Jesus Felipe has been Advisor in the Asian Development Bank’s Economic Research and Regional Cooperation Department since 2012. He has been with ADB since 1996, and he is a member of the Editorial Board, as well as the Managing Editor of the Asian Development Review.
He has also held academic positions with the Georgia Institute of Technology and the Hong Kong University of Science and Technology. He holds a Ph.D. from the University of Pennsylvania.
His research interests spread across areas such as long-run growth in Asia, the dynamics of structural transformation, industrial policy, inclusive growth and full employment, the impact of technology on employment, productivity, technological progress, the functional distribution of income, business cycles, and the path of profit rates.

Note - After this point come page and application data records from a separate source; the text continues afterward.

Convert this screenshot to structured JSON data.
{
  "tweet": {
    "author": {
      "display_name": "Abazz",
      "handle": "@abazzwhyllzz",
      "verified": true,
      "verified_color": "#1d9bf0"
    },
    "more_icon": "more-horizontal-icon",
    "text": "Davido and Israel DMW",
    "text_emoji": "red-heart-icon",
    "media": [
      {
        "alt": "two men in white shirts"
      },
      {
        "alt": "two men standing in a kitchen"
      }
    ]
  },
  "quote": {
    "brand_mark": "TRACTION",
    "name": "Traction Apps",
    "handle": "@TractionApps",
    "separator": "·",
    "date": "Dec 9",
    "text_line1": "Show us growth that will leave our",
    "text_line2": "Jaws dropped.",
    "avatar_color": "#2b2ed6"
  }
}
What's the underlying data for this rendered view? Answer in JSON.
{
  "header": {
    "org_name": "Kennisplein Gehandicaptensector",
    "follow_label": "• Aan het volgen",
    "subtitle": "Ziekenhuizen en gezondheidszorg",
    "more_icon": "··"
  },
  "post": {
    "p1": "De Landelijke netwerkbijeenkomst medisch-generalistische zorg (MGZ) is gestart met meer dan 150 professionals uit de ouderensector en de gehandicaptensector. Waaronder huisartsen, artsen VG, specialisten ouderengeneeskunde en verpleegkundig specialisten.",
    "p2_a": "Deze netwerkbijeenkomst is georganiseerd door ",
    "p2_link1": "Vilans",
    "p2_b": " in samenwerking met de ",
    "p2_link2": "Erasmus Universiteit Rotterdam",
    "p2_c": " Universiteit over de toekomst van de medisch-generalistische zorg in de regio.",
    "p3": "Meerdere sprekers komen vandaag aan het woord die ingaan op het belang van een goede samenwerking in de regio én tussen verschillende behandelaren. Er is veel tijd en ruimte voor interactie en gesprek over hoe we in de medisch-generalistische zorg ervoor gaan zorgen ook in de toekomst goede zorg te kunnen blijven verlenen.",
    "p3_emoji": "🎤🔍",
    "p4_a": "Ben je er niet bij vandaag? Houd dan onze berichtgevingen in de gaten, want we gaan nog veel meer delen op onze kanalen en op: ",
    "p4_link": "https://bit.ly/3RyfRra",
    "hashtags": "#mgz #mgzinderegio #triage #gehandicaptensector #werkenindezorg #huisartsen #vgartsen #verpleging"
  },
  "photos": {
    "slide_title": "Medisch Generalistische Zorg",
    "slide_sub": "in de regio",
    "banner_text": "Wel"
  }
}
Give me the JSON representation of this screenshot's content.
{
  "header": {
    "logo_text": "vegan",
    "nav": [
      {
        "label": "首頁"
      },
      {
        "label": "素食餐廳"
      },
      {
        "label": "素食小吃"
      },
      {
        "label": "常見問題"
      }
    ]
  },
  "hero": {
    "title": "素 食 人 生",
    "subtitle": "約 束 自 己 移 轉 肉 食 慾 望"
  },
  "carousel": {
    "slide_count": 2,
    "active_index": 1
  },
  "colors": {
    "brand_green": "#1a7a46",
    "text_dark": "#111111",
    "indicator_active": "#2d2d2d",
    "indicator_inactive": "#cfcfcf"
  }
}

He has published extensively in academic journals on different aspects of Asia’s development, productivity and structural transformation; as well as books on labor markets, structural transformation, industrial policy and the foundations of the aggregate production function.
For further information see http://jesusfelipe.com/